* **MATERIAL TO PROCESS**
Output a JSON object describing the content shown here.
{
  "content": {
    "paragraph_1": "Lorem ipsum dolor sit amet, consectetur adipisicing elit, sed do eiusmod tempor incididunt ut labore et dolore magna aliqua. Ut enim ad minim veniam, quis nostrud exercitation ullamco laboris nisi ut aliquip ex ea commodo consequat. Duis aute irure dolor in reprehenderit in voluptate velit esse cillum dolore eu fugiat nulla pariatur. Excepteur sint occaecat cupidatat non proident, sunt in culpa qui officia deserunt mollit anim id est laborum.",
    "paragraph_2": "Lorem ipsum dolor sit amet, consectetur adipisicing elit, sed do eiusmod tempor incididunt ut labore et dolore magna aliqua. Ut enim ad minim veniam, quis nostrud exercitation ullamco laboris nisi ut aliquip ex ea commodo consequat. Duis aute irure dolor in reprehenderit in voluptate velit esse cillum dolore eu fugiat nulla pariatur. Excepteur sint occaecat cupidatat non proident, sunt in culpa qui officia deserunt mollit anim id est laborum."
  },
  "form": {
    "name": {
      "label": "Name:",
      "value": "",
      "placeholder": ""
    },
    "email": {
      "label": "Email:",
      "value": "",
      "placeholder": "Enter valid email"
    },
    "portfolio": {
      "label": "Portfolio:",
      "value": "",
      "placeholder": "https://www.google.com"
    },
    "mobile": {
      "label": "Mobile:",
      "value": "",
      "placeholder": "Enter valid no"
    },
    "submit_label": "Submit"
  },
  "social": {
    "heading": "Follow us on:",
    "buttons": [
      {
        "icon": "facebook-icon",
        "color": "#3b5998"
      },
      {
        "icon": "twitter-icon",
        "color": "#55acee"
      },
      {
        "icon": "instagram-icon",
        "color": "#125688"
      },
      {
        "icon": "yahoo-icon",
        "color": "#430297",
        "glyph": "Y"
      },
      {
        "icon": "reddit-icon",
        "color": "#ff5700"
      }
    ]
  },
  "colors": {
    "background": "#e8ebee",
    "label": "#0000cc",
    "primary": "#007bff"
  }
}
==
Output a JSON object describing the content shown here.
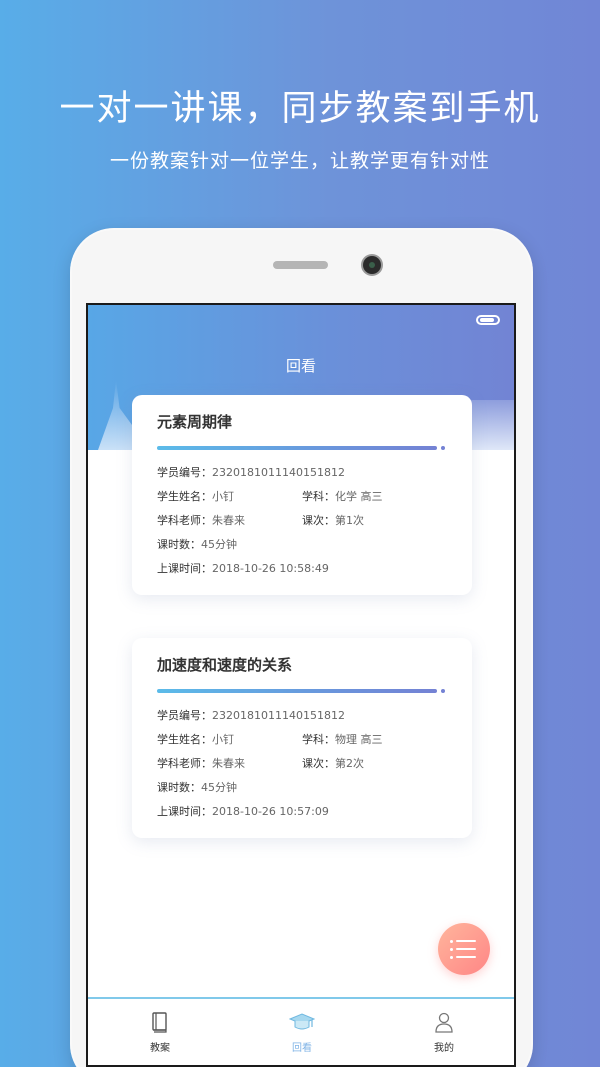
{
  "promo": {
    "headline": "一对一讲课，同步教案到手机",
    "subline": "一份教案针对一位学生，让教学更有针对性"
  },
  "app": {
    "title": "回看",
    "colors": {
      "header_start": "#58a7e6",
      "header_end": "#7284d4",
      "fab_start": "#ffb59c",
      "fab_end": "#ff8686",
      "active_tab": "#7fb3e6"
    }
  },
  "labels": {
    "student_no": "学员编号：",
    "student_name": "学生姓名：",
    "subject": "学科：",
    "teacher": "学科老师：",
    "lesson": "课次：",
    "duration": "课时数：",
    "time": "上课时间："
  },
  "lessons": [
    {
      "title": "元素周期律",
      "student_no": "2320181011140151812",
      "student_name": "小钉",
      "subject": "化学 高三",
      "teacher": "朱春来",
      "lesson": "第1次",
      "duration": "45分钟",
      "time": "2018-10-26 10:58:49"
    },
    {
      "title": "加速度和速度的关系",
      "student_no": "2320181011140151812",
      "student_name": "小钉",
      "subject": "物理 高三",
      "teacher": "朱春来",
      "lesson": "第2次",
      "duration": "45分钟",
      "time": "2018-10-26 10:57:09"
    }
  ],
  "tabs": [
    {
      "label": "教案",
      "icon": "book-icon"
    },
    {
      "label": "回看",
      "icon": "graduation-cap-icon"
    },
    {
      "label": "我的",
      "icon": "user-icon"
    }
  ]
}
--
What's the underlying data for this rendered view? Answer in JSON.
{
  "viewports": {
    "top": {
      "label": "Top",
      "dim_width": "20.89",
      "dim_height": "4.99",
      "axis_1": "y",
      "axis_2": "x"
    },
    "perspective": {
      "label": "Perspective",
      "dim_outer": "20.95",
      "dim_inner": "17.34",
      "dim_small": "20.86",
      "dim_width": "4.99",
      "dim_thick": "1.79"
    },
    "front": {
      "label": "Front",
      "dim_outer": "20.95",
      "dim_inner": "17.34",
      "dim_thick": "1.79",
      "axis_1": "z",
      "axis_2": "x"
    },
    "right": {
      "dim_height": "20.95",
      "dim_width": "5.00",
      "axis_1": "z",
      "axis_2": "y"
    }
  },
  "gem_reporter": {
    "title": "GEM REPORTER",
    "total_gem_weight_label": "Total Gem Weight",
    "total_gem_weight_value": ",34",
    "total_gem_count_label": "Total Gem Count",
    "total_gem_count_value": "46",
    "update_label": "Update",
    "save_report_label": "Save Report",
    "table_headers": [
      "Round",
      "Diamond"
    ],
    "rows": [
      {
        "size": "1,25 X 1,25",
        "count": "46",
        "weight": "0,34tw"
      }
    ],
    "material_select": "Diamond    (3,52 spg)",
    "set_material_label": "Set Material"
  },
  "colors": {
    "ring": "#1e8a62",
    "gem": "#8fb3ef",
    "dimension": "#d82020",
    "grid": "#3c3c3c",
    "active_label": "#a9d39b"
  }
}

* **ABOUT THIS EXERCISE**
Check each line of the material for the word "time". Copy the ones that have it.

* **TASK RESPONSE**
    "time": "上课时间："
      "time": "2018-10-26 10:58:49"
      "time": "2018-10-26 10:57:09"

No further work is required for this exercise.